Perhaps you and your spouse have agreed that the kids need a pet, and you think dogs might be too rough on the toddlers.

Or are you empty nesters who would enjoy having another person to talk about and care for?

silver tabby cat on white textile
silver tabby cat on white textile
orange tabby cat
orange tabby cat
russian blue cat on brown table
russian blue cat on brown table

A cat is a whole lot easier to deal with and cheaper to feed than a human child. Cats are lower maintenance, too.

Whatever the reason, there are a number of factors to consider before rushing into a decision that you may regret later. The fact is, too often pets acquired by impulse don't work out, and this is especially true with cats, who frequently have their own agendas.
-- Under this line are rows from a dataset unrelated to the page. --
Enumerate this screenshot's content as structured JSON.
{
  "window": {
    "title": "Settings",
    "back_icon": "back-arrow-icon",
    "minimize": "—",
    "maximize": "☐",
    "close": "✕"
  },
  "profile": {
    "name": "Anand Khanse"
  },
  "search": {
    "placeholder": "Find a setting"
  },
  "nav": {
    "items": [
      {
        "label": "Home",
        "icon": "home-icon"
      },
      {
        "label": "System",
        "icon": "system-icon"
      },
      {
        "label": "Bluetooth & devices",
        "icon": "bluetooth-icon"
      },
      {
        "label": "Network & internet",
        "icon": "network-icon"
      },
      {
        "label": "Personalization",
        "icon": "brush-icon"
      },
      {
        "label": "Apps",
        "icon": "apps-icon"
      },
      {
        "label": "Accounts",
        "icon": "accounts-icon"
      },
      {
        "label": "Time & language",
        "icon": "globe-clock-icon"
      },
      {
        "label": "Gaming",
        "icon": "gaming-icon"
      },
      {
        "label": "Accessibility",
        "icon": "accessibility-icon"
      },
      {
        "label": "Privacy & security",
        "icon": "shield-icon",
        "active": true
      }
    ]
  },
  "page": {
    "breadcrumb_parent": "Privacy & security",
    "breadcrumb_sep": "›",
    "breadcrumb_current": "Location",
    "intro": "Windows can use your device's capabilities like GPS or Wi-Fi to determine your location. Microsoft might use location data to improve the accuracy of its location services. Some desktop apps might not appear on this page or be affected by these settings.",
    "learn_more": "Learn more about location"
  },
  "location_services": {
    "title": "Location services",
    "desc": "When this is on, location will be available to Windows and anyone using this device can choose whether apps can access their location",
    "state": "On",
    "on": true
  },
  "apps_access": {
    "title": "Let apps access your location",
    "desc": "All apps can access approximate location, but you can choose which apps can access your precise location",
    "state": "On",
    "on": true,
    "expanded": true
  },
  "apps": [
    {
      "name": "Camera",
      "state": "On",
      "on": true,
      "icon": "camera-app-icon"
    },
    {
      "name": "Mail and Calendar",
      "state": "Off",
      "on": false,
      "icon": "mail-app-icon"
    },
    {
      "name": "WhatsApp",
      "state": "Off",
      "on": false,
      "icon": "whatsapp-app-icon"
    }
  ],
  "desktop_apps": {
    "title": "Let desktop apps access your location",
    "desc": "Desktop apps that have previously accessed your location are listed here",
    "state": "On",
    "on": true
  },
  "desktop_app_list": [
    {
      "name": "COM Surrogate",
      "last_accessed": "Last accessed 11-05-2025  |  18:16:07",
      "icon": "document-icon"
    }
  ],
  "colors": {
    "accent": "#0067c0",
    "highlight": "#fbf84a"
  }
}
Questions to Consider

  • Are you financially prepared for a cat?: Much like children, cats need the utmost care. This means you need to be prepared for the costs of responsibility for a cat. Costs can typically include spay/neutering, vaccinations, and veterinary care when necessary.
  • Are there children younger than five years old in the home?: Toddlers usually love kitties, but if you bring a very young kitten into your home you may find them loving it to death, literally. Alternately, the kitten could inflict some painful scratches. You'd be better off either getting an older cat that's been around children or waiting a couple of years.
  • Are your silk Queen Anne chair and new off-white carpet extremely important to you?: Cats need scratching exercise, and guess where they'll head first, lacking an approved scratching surface? A good scratching post and regular nail clipping are a must. Another must is a clean litter box and the necessary training for kitty to use it. It is critical that you are willing to make the commitment to provide your cat with the necessities and to put your cat ahead of furniture and other inanimate objects. Accidents happen. Are you willing to live with it? Or will you consider getting rid of the cat at the first sign of trouble?
  • Are planning to declaw your cat?: Please think again! Declawing is actually the surgical removal of the first knuckle of each toe. Whether done with a guillotine tool or by laser, it is extremely painful, and dangerous to the cat and patently inhumane. You will likely find declawed cats at the shelter, and they are usually there because they turned to biting or spraying urine after being declawed. If declawing is your only solution to having a cat, and you're not willing to take your chances with a previously declawed cat, a cat won't be the best fit.
  • Will an adult be responsible for feeding the cat, keeping the litter box clean, and grooming the cat regularly?: This is a serious consideration. Pets are fine for teaching children responsibility, but there should always be an adult around to supervise and make sure the necessary jobs are done every day.
  • Will you have time to be family to the cat?: Contrary to popular opinion, cats are very social animals who love attention from their humans. Your bond with your cat will last a lifetime. A lonely, neglected cat will soon find all kinds of mischief with which to amuse herself. Also contrary to popular opinion (among cats), you don't have to be its slave. 15 minutes a day of playtime and petting will make the difference between a happy cat and a nuisance.
  • Are you prepared to keep your cat indoors only?: There are too many hazards to the outdoor life for cats to list here, however, they far exceed any benefits you may perceive of outdoor life for cats.
  • Is your place big enough for a cat?: This is a frequently asked question by readers. The easy answer is that many cat breeds can live very comfortably in a studio apartment, given the right conditions and amount of attention and love given to your pet feline.

If your answers align with these then perhaps it's time you finally get the cute little cat you have your eye on!